─── Data for analysis ───

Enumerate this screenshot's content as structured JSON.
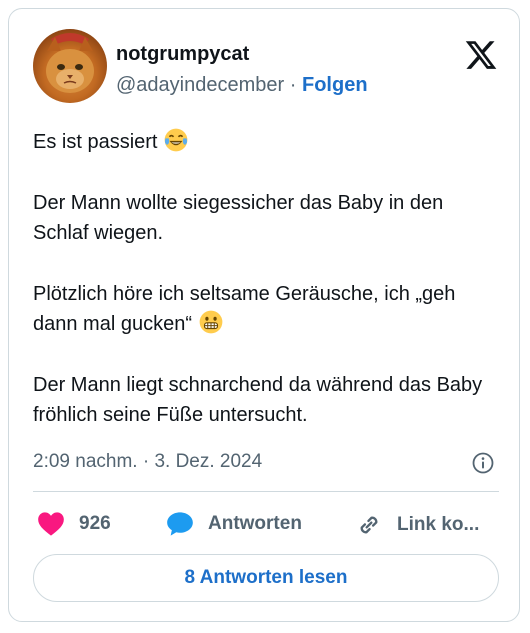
{
  "author": {
    "display_name": "notgrumpycat",
    "handle": "@adayindecember",
    "separator": "·",
    "follow_label": "Folgen"
  },
  "tweet": {
    "paragraphs": [
      {
        "text": "Es ist passiert",
        "emoji": "face-with-tears-of-joy"
      },
      {
        "text": "Der Mann wollte siegessicher das Baby in den Schlaf wiegen."
      },
      {
        "text": "Plötzlich höre ich seltsame Geräusche, ich „geh dann mal gucken“",
        "emoji": "grimacing-face"
      },
      {
        "text": "Der Mann liegt schnarchend da während das Baby fröhlich seine Füße untersucht."
      }
    ],
    "timestamp": "2:09 nachm. · 3. Dez. 2024"
  },
  "actions": {
    "like_count": "926",
    "reply_label": "Antworten",
    "link_label": "Link ko..."
  },
  "read_replies_label": "8 Antworten lesen",
  "icons": {
    "brand": "x-logo-icon",
    "info": "info-icon",
    "like": "heart-icon",
    "reply": "speech-bubble-icon",
    "link": "chain-link-icon"
  },
  "colors": {
    "text": "#0f1419",
    "secondary": "#536471",
    "link_blue": "#1d6fc9",
    "heart": "#f91880",
    "reply_blue": "#1d9bf0",
    "border": "#cfd9de"
  }
}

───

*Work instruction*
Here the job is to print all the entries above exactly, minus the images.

*Exercise result*
Enumerate this screenshot's content as structured JSON.
{
  "author": {
    "display_name": "notgrumpycat",
    "handle": "@adayindecember",
    "separator": "·",
    "follow_label": "Folgen"
  },
  "tweet": {
    "paragraphs": [
      {
        "text": "Es ist passiert",
        "emoji": "face-with-tears-of-joy"
      },
      {
        "text": "Der Mann wollte siegessicher das Baby in den Schlaf wiegen."
      },
      {
        "text": "Plötzlich höre ich seltsame Geräusche, ich „geh dann mal gucken“",
        "emoji": "grimacing-face"
      },
      {
        "text": "Der Mann liegt schnarchend da während das Baby fröhlich seine Füße untersucht."
      }
    ],
    "timestamp": "2:09 nachm. · 3. Dez. 2024"
  },
  "actions": {
    "like_count": "926",
    "reply_label": "Antworten",
    "link_label": "Link ko..."
  },
  "read_replies_label": "8 Antworten lesen",
  "icons": {
    "brand": "x-logo-icon",
    "info": "info-icon",
    "like": "heart-icon",
    "reply": "speech-bubble-icon",
    "link": "chain-link-icon"
  },
  "colors": {
    "text": "#0f1419",
    "secondary": "#536471",
    "link_blue": "#1d6fc9",
    "heart": "#f91880",
    "reply_blue": "#1d9bf0",
    "border": "#cfd9de"
  }
}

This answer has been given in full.